• Tim Cahill and Craig Foster have been recognised in the 2021 Australia Day Honours List. (Getty Images)Source: Getty Images
Former Socceroos Craig Foster and Tim Cahill have been recognised in the Australia Day Honours list
Source:
SBS The World Game
26 Jan 2021 - 1:10 PM  UPDATED 26 Jan 2021 - 1:10 PM

Foster, a former Australia captain and now human rights advocate was made a Member (AM) of the general division of the Order of Australia for his ongoing activism for refugees in detention, human rights and promoting multiculturalism.

While Cahill was appointed an Officer (AO) in the general division of the Order of Australia for his service to football and philanthropic work.

After earning global headlines for his work to help free ex-Bahrain international footballer Hakeem al-Araibi from detention in Thailand in 2019, Foster has also campaigned for the transfer of refugees to New Zealand as well as being a passionate voice for Multiculturalism

The 51-year-old, who retired from professional football in 2003, featured 29 times for the Socceroos as well as a club career which included stints in England, Singapore and Hong Kong.

Cahill, 41, represented Australia at a remarkable four FIFA World Cup Finals and amassed 108 appearances for the green and gold during an international career spanning 15 years.

He scored an extraordinary 50 goals for Australia in senior internationals, including goals at three consecutive FIFA World Cup Finals (2006, 2010, & 2014).

Football Australia Chief Executive Officer, James Johnson, congratulated Cahill and Foster, acknowledging that both have made significant sporting and social contributions to the nation.

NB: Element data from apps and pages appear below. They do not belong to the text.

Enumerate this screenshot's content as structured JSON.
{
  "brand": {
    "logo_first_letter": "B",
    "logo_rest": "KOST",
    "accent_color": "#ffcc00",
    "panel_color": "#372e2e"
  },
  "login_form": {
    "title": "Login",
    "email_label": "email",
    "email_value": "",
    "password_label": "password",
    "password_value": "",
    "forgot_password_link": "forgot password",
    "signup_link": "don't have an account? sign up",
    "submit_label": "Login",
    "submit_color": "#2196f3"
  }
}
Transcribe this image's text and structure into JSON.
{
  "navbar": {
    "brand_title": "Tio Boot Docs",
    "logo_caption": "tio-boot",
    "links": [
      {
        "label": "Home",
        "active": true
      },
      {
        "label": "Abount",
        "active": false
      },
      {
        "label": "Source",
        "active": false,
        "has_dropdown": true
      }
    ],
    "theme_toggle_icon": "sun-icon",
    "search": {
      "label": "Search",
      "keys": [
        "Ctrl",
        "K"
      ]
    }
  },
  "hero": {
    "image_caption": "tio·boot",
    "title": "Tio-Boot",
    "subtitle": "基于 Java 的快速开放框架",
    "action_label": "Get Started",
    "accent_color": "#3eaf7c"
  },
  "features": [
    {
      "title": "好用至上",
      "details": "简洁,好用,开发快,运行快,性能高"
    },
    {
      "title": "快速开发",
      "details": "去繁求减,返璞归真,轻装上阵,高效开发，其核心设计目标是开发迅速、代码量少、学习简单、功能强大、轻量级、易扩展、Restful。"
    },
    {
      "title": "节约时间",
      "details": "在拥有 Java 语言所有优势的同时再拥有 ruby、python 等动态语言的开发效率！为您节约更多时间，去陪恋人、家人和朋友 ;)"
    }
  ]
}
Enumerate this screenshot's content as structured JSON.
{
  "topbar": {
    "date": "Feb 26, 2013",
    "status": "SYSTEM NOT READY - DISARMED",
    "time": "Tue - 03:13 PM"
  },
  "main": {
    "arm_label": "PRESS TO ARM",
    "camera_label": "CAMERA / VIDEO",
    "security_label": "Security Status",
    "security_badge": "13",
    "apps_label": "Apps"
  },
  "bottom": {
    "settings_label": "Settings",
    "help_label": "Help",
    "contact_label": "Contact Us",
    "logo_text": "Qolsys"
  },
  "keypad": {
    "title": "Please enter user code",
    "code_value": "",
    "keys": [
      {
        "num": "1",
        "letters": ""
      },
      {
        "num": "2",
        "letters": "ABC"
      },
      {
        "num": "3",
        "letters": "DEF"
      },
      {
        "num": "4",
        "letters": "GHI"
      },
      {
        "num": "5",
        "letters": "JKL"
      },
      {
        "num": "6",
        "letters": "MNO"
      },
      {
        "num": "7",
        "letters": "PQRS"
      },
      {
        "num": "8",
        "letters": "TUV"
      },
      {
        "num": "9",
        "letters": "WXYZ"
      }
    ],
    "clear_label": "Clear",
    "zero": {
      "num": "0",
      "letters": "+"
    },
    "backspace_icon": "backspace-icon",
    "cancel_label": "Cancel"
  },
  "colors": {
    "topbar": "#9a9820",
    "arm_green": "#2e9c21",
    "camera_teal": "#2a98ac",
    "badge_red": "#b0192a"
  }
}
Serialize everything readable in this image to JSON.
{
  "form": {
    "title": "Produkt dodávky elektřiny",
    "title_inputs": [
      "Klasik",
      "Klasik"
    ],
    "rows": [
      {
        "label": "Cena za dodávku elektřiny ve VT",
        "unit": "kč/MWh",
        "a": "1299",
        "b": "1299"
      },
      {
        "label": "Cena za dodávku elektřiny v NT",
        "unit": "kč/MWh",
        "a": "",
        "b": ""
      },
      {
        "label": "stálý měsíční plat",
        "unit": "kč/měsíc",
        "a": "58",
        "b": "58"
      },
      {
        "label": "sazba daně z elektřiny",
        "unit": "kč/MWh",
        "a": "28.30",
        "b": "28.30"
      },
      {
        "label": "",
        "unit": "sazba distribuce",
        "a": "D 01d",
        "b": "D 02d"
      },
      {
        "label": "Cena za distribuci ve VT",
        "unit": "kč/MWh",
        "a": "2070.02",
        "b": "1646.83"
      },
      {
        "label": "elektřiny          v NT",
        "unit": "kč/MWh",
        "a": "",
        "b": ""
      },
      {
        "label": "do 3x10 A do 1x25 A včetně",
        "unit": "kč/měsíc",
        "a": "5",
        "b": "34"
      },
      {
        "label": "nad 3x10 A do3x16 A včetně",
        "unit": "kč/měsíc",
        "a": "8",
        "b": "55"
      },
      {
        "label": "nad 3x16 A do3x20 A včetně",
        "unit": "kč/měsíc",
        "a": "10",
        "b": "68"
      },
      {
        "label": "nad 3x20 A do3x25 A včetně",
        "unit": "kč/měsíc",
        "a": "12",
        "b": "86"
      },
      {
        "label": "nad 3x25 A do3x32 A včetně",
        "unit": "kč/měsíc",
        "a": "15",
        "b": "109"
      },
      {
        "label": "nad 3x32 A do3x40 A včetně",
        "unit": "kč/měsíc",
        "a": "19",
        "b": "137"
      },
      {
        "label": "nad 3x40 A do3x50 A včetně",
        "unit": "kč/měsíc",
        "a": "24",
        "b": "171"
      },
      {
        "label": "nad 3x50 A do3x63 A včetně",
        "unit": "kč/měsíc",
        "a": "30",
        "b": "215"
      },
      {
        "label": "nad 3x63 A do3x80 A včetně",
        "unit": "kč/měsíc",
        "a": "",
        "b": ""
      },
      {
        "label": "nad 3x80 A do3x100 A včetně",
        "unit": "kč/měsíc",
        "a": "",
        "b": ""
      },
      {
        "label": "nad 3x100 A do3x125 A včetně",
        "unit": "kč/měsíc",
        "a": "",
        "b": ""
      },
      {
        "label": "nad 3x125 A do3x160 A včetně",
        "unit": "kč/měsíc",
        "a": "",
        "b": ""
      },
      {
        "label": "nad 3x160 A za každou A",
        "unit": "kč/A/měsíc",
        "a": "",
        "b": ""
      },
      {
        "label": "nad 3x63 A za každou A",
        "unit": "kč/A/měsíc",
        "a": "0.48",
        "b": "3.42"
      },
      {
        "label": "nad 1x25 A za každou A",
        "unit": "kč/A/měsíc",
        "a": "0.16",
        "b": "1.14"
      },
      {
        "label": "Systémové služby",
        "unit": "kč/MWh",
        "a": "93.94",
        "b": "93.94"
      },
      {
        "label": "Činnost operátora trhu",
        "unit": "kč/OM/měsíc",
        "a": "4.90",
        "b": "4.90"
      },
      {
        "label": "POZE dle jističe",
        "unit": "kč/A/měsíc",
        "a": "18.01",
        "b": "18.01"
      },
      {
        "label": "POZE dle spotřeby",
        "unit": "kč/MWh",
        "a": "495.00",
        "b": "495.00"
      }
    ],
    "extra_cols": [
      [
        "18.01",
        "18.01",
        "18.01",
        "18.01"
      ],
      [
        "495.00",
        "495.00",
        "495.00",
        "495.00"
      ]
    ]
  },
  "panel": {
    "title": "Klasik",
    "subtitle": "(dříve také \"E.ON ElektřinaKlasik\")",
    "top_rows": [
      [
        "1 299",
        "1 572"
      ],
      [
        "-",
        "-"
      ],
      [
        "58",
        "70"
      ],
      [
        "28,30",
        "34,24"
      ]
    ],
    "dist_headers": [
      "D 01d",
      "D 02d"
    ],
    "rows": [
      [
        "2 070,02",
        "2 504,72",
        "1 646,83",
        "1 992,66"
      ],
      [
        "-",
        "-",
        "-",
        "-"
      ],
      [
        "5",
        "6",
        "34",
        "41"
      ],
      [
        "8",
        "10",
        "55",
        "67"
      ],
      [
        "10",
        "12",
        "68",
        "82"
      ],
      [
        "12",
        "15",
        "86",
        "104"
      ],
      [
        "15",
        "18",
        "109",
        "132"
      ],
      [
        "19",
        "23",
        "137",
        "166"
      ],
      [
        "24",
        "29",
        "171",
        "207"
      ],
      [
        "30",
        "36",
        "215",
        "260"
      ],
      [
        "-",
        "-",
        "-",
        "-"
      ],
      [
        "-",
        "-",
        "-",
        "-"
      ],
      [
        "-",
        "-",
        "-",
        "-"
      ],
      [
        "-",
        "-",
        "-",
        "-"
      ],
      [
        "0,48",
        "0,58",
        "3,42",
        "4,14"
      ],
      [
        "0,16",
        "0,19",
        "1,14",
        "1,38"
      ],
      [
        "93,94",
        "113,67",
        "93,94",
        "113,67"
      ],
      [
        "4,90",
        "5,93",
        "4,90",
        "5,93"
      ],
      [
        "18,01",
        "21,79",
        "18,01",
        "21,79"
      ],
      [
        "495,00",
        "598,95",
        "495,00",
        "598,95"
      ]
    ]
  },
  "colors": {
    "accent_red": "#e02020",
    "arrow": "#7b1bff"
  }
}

“On behalf of the Australian football community, I warmly welcome this formal recognition of Tim and Craig,” Johnson said. “Both men made their names on the football field, performing with aplomb for Australia and representing our great nation with pride.”

“Australian football is the most diverse sport in the Australian sporting landscape and their contributions to our country and society-at-large represent this diversity and extend far beyond stadiums and pitches at home and abroad. Both have demonstrated a commitment to assisting, or leading, programs designed to make people’s lives better, upholding and championing Australian values, and seeking to inspire people in Australia and internationally.”